■ PROBLEM TO SOLVE ■
Which lines of the data below hold "from"? Copy each of them.

■ Saved data entries ■
========
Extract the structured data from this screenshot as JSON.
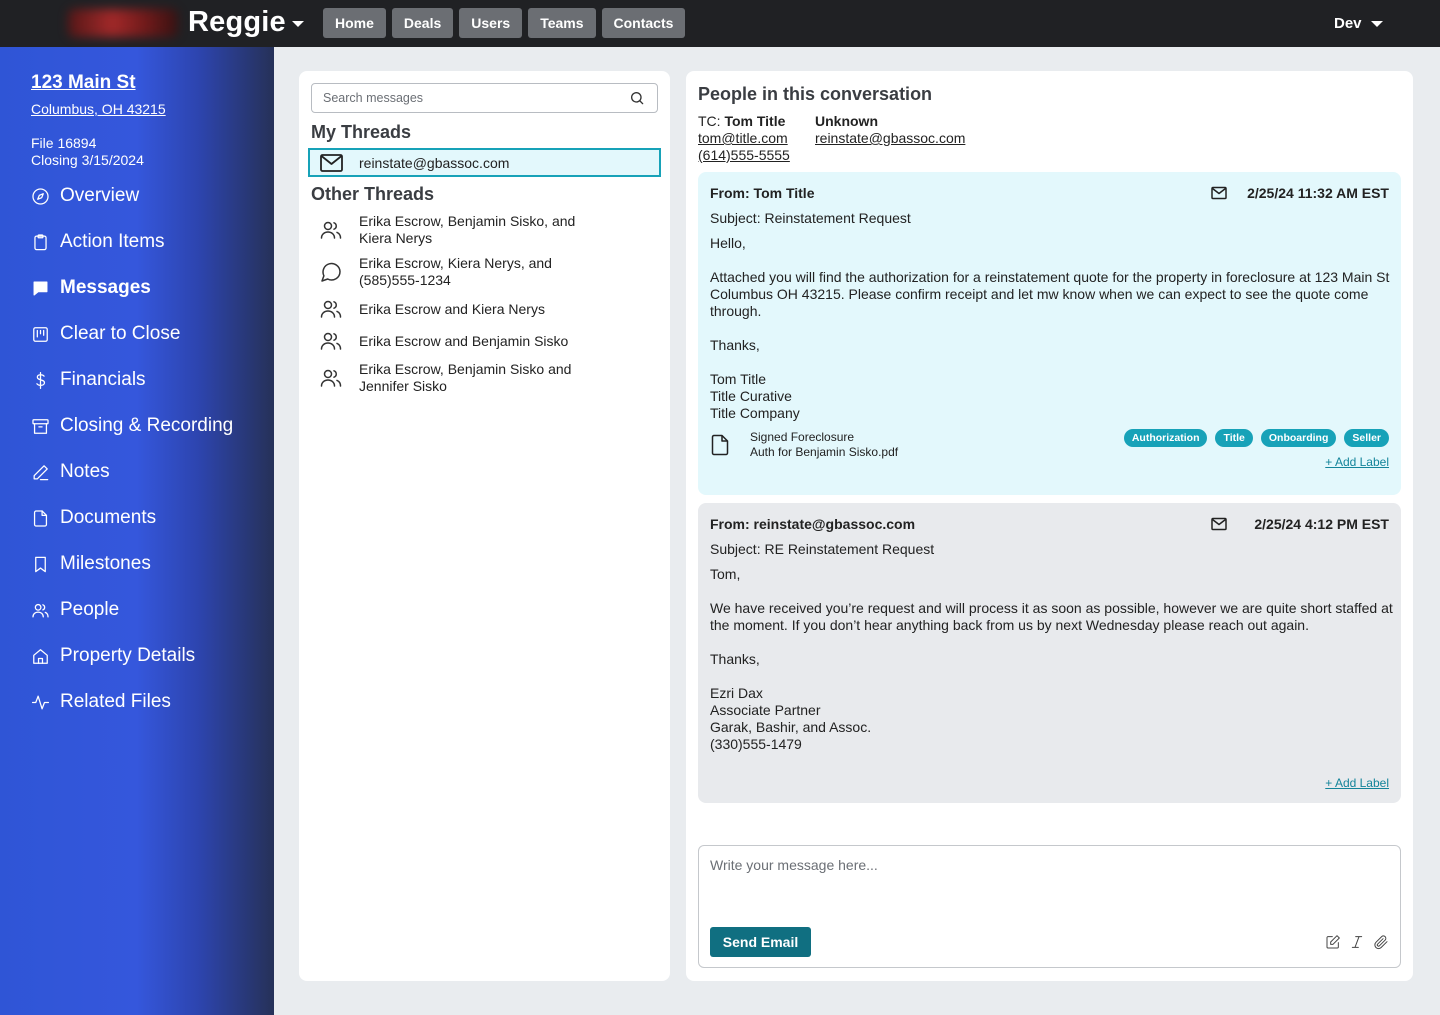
{
  "app": {
    "brand": "Reggie",
    "user_menu": "Dev"
  },
  "nav": {
    "items": [
      "Home",
      "Deals",
      "Users",
      "Teams",
      "Contacts"
    ]
  },
  "property": {
    "address_line1": "123 Main St",
    "address_line2": "Columbus, OH 43215",
    "file": "File 16894",
    "closing": "Closing 3/15/2024"
  },
  "sidebar": {
    "items": [
      {
        "label": "Overview",
        "icon": "compass-icon"
      },
      {
        "label": "Action Items",
        "icon": "clipboard-icon"
      },
      {
        "label": "Messages",
        "icon": "chat-bubble-icon",
        "active": true
      },
      {
        "label": "Clear to Close",
        "icon": "kanban-icon"
      },
      {
        "label": "Financials",
        "icon": "dollar-icon"
      },
      {
        "label": "Closing & Recording",
        "icon": "archive-icon"
      },
      {
        "label": "Notes",
        "icon": "pencil-icon"
      },
      {
        "label": "Documents",
        "icon": "file-icon"
      },
      {
        "label": "Milestones",
        "icon": "bookmark-icon"
      },
      {
        "label": "People",
        "icon": "people-icon"
      },
      {
        "label": "Property Details",
        "icon": "home-icon"
      },
      {
        "label": "Related Files",
        "icon": "activity-icon"
      }
    ]
  },
  "threads": {
    "search_placeholder": "Search messages",
    "my_title": "My Threads",
    "my": [
      "reinstate@gbassoc.com"
    ],
    "other_title": "Other Threads",
    "other": [
      {
        "label": "Erika Escrow, Benjamin Sisko, and Kiera Nerys",
        "icon": "people-icon"
      },
      {
        "label": "Erika Escrow, Kiera Nerys, and (585)555-1234",
        "icon": "chat-bubble-icon"
      },
      {
        "label": "Erika Escrow and Kiera Nerys",
        "icon": "people-icon"
      },
      {
        "label": "Erika Escrow and Benjamin Sisko",
        "icon": "people-icon"
      },
      {
        "label": "Erika Escrow, Benjamin Sisko and Jennifer Sisko",
        "icon": "people-icon"
      }
    ]
  },
  "conversation": {
    "title": "People in this conversation",
    "people": [
      {
        "role": "TC:",
        "name": "Tom Title",
        "email": "tom@title.com",
        "phone": "(614)555-5555"
      },
      {
        "role": "",
        "name": "Unknown",
        "email": "reinstate@gbassoc.com",
        "phone": ""
      }
    ],
    "messages": [
      {
        "from": "From: Tom Title",
        "date": "2/25/24 11:32 AM EST",
        "subject": "Subject: Reinstatement Request",
        "body": [
          "Hello,",
          "",
          "Attached you will find the authorization for a reinstatement quote for the property in foreclosure at 123 Main St Columbus OH 43215. Please confirm receipt and let mw know when we can expect to see the quote come through.",
          "",
          "Thanks,",
          "",
          "Tom Title",
          "Title Curative",
          "Title Company"
        ],
        "attachment": {
          "line1": "Signed Foreclosure",
          "line2": "Auth for Benjamin Sisko.pdf"
        },
        "labels": [
          "Authorization",
          "Title",
          "Onboarding",
          "Seller"
        ],
        "add_label": "+ Add Label"
      },
      {
        "from": "From: reinstate@gbassoc.com",
        "date": "2/25/24 4:12 PM EST",
        "subject": "Subject: RE Reinstatement Request",
        "body": [
          "Tom,",
          "",
          "We have received you’re request and will process it as soon as possible, however we are quite short staffed at the moment. If you don’t hear anything back from us by next Wednesday please reach out again.",
          "",
          "Thanks,",
          "",
          "Ezri Dax",
          "Associate Partner",
          "Garak, Bashir, and Assoc.",
          "(330)555-1479"
        ],
        "add_label": "+ Add Label"
      }
    ],
    "composer": {
      "placeholder": "Write your message here...",
      "send_label": "Send Email"
    }
  },
  "colors": {
    "accent": "#17a2b8",
    "primary_button": "#106f81",
    "sidebar": "#3557dc",
    "topbar": "#202124"
  }
}
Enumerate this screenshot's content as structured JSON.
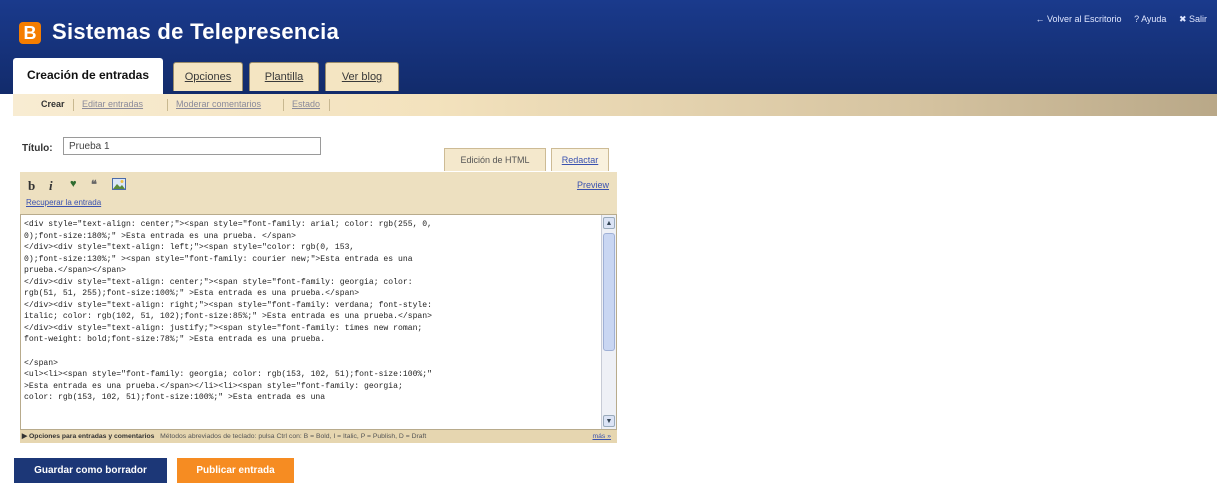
{
  "header": {
    "logo_letter": "B",
    "title": "Sistemas de Telepresencia",
    "links": [
      "← Volver al Escritorio",
      "? Ayuda",
      "✖ Salir"
    ]
  },
  "tabs": [
    {
      "label": "Creación de entradas",
      "active": true
    },
    {
      "label": "Opciones",
      "active": false
    },
    {
      "label": "Plantilla",
      "active": false
    },
    {
      "label": "Ver blog",
      "active": false
    }
  ],
  "subnav": [
    {
      "label": "Crear",
      "active": true
    },
    {
      "label": "Editar entradas",
      "active": false
    },
    {
      "label": "Moderar comentarios",
      "active": false
    },
    {
      "label": "Estado",
      "active": false
    }
  ],
  "post": {
    "title_label": "Título:",
    "title_value": "Prueba 1"
  },
  "editor": {
    "mode_html": "Edición de HTML",
    "mode_compose": "Redactar",
    "toolbar_icons": [
      "bold-icon",
      "italic-icon",
      "link-icon",
      "quote-icon",
      "image-icon"
    ],
    "preview": "Preview",
    "recover": "Recuperar la entrada",
    "content": "<div style=\"text-align: center;\"><span style=\"font-family: arial; color: rgb(255, 0,\n0);font-size:180%;\" >Esta entrada es una prueba. </span>\n</div><div style=\"text-align: left;\"><span style=\"color: rgb(0, 153,\n0);font-size:130%;\" ><span style=\"font-family: courier new;\">Esta entrada es una\nprueba.</span></span>\n</div><div style=\"text-align: center;\"><span style=\"font-family: georgia; color:\nrgb(51, 51, 255);font-size:100%;\" >Esta entrada es una prueba.</span>\n</div><div style=\"text-align: right;\"><span style=\"font-family: verdana; font-style:\nitalic; color: rgb(102, 51, 102);font-size:85%;\" >Esta entrada es una prueba.</span>\n</div><div style=\"text-align: justify;\"><span style=\"font-family: times new roman;\nfont-weight: bold;font-size:78%;\" >Esta entrada es una prueba.\n\n</span>\n<ul><li><span style=\"font-family: georgia; color: rgb(153, 102, 51);font-size:100%;\"\n>Esta entrada es una prueba.</span></li><li><span style=\"font-family: georgia;\ncolor: rgb(153, 102, 51);font-size:100%;\" >Esta entrada es una"
  },
  "options_bar": {
    "label": "▶ Opciones para entradas y comentarios",
    "shortcuts": "Métodos abreviados de teclado: pulsa Ctrl con: B = Bold, I = Italic, P = Publish, D = Draft",
    "more": "más »"
  },
  "buttons": {
    "save_draft": "Guardar como borrador",
    "publish": "Publicar entrada"
  }
}
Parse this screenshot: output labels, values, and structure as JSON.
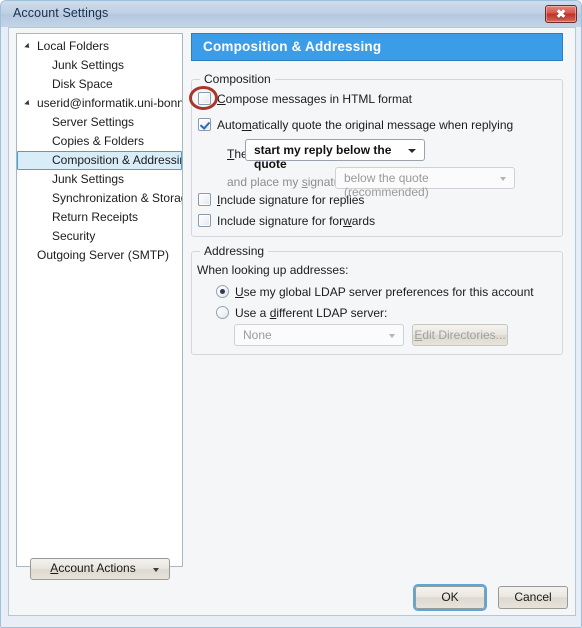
{
  "window": {
    "title": "Account Settings",
    "close_label": "✖"
  },
  "sidebar": {
    "items": [
      {
        "label": "Local Folders",
        "level": 0,
        "twisty": true,
        "selected": false
      },
      {
        "label": "Junk Settings",
        "level": 1,
        "twisty": false,
        "selected": false
      },
      {
        "label": "Disk Space",
        "level": 1,
        "twisty": false,
        "selected": false
      },
      {
        "label": "userid@informatik.uni-bonn...",
        "level": 0,
        "twisty": true,
        "selected": false
      },
      {
        "label": "Server Settings",
        "level": 1,
        "twisty": false,
        "selected": false
      },
      {
        "label": "Copies & Folders",
        "level": 1,
        "twisty": false,
        "selected": false
      },
      {
        "label": "Composition & Addressing",
        "level": 1,
        "twisty": false,
        "selected": true
      },
      {
        "label": "Junk Settings",
        "level": 1,
        "twisty": false,
        "selected": false
      },
      {
        "label": "Synchronization & Storage",
        "level": 1,
        "twisty": false,
        "selected": false
      },
      {
        "label": "Return Receipts",
        "level": 1,
        "twisty": false,
        "selected": false
      },
      {
        "label": "Security",
        "level": 1,
        "twisty": false,
        "selected": false
      },
      {
        "label": "Outgoing Server (SMTP)",
        "level": 0,
        "twisty": false,
        "selected": false
      }
    ],
    "account_actions_label": "Account Actions"
  },
  "panel": {
    "header": "Composition & Addressing",
    "composition": {
      "group_title": "Composition",
      "html_format": {
        "label": "Compose messages in HTML format",
        "checked": false,
        "highlighted": true
      },
      "auto_quote": {
        "label": "Automatically quote the original message when replying",
        "checked": true
      },
      "then_label": "Then,",
      "then_value": "start my reply below the quote",
      "signature_place_label": "and place my signature",
      "signature_place_value": "below the quote (recommended)",
      "signature_place_enabled": false,
      "sig_replies": {
        "label": "Include signature for replies",
        "checked": false
      },
      "sig_forwards": {
        "label": "Include signature for forwards",
        "checked": false
      }
    },
    "addressing": {
      "group_title": "Addressing",
      "lookup_label": "When looking up addresses:",
      "global_ldap": {
        "label": "Use my global LDAP server preferences for this account",
        "selected": true
      },
      "different_ldap": {
        "label": "Use a different LDAP server:",
        "selected": false
      },
      "server_value": "None",
      "server_enabled": false,
      "edit_directories_label": "Edit Directories...",
      "edit_directories_enabled": false
    }
  },
  "footer": {
    "ok_label": "OK",
    "cancel_label": "Cancel"
  },
  "colors": {
    "header_blue": "#3b9ce8",
    "selection_blue": "#d9edf9",
    "highlight_ring": "#a8372a",
    "close_red": "#bb3226",
    "focus_ring": "#5aa7e0"
  }
}
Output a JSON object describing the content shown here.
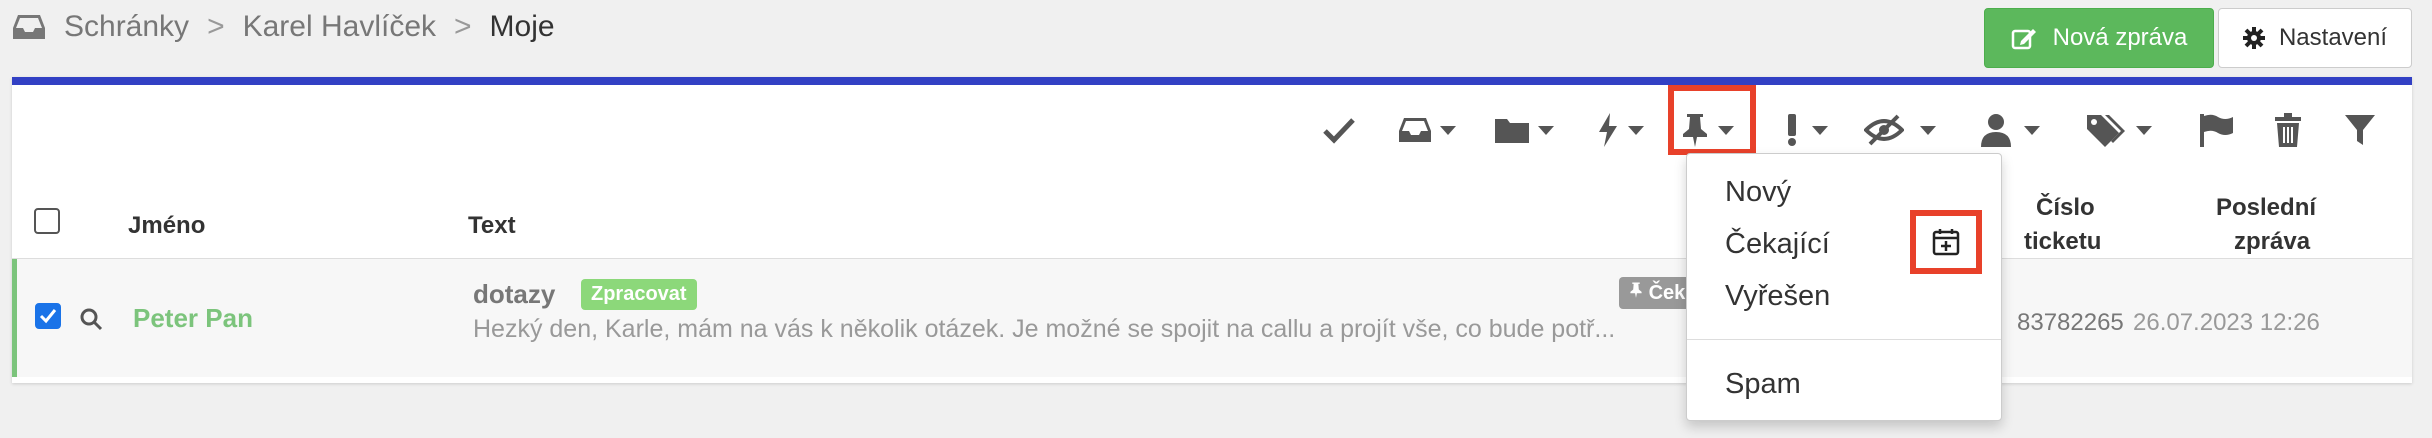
{
  "breadcrumb": {
    "items": [
      "Schránky",
      "Karel Havlíček",
      "Moje"
    ],
    "separator": ">"
  },
  "buttons": {
    "new_message": "Nová zpráva",
    "settings": "Nastavení"
  },
  "toolbar": {
    "icons": [
      "check-icon",
      "inbox-icon",
      "folder-icon",
      "bolt-icon",
      "pin-icon",
      "exclamation-icon",
      "eye-slash-icon",
      "user-icon",
      "tags-icon",
      "flag-icon",
      "trash-icon",
      "filter-icon"
    ]
  },
  "table": {
    "headers": {
      "name": "Jméno",
      "text": "Text",
      "ticket_line1": "Číslo",
      "ticket_line2": "ticketu",
      "last_line1": "Poslední",
      "last_line2": "zpráva"
    },
    "rows": [
      {
        "name": "Peter Pan",
        "subject": "dotazy",
        "badge": "Zpracovat",
        "preview": "Hezký den, Karle, mám na vás k několik otázek. Je možné se spojit na callu a projít vše, co bude potř...",
        "status_tag": "Ček",
        "ticket": "83782265",
        "last_message": "26.07.2023 12:26",
        "checked": true
      }
    ]
  },
  "dropdown": {
    "items": [
      "Nový",
      "Čekající",
      "Vyřešen",
      "Spam"
    ]
  },
  "colors": {
    "accent": "#3240c4",
    "green": "#5cb85c",
    "highlight": "#e8412a",
    "badge": "#8cd87a"
  }
}
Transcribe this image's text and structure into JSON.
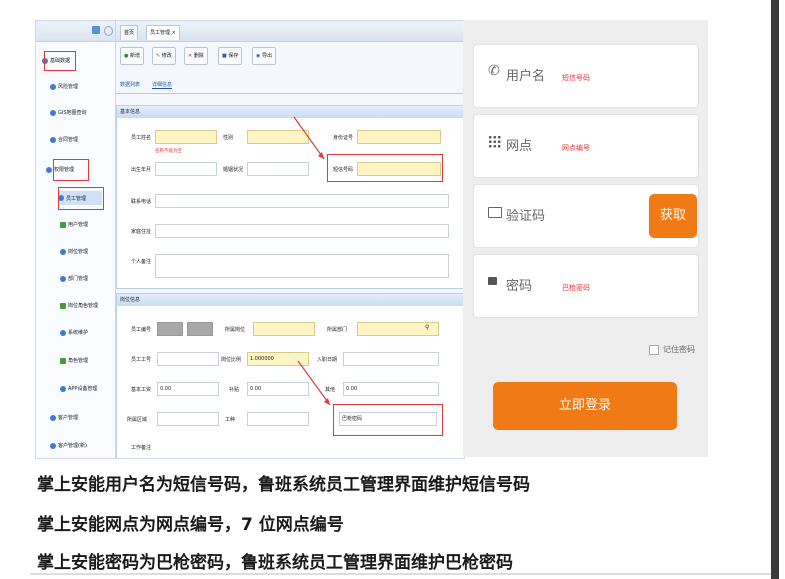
{
  "admin": {
    "tree_items": [
      {
        "label": "基础数据"
      },
      {
        "label": "风险管理"
      },
      {
        "label": "GIS地图查询"
      },
      {
        "label": "合同管理"
      },
      {
        "label": "权限管理"
      },
      {
        "label": "员工管理"
      },
      {
        "label": "用户管理"
      },
      {
        "label": "岗位管理"
      },
      {
        "label": "部门管理"
      },
      {
        "label": "岗位角色管理"
      },
      {
        "label": "系统维护"
      },
      {
        "label": "角色管理"
      },
      {
        "label": "APP设备管理"
      },
      {
        "label": "客户管理"
      },
      {
        "label": "客户管理(新)"
      }
    ],
    "tabs": [
      "首页",
      "员工管理 ×"
    ],
    "toolbar": [
      "新增",
      "修改",
      "删除",
      "保存",
      "导出"
    ],
    "subtabs": [
      "数据列表",
      "详细信息"
    ],
    "basic_section": {
      "title": "基本信息",
      "fields": {
        "name": "员工姓名",
        "gender": "性别",
        "address": "住址地址",
        "id_card": "身份证号",
        "must_fill": "名称不能为空",
        "birth": "出生年月",
        "marital": "婚姻状况",
        "sms_number": "短信号码",
        "contact": "联系电话",
        "home": "家庭住址",
        "remark": "个人备注"
      }
    },
    "job_section": {
      "title": "岗位信息",
      "fields": {
        "emp_id": "员工编号",
        "post": "所属岗位",
        "dept": "所属部门",
        "emp_no": "员工工号",
        "ratio": "岗位比例",
        "ratio_value": "1.000000",
        "entry_date": "入职日期",
        "base_salary": "基本工资",
        "base_salary_value": "0.00",
        "subsidy": "补贴",
        "subsidy_value": "0.00",
        "other": "其他",
        "other_value": "0.00",
        "region": "所属区域",
        "work_type": "工种",
        "gun_password": "巴枪密码",
        "work_remark": "工作备注"
      }
    }
  },
  "login": {
    "username": {
      "label": "用户名",
      "hint": "短信号码"
    },
    "branch": {
      "label": "网点",
      "hint": "网点编号"
    },
    "code": {
      "label": "验证码",
      "button": "获取"
    },
    "password": {
      "label": "密码",
      "hint": "巴枪密码"
    },
    "remember": "记住密码",
    "login_button": "立即登录"
  },
  "captions": [
    "掌上安能用户名为短信号码，鲁班系统员工管理界面维护短信号码",
    "掌上安能网点为网点编号，7 位网点编号",
    "掌上安能密码为巴枪密码，鲁班系统员工管理界面维护巴枪密码"
  ],
  "colors": {
    "accent": "#f07b16",
    "highlight_red": "#e0393e",
    "field_yellow": "#fdf6c4"
  }
}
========
■ RESPONSE BELOW ■
Extract the structured data from this screenshot as JSON.
        "from": "From: Tom Title",
        "from": "From: reinstate@gbassoc.com",
          "We have received you’re request and will process it as soon as possible, however we are quite short staffed at the moment. If you don’t hear anything back from us by next Wednesday please reach out again.",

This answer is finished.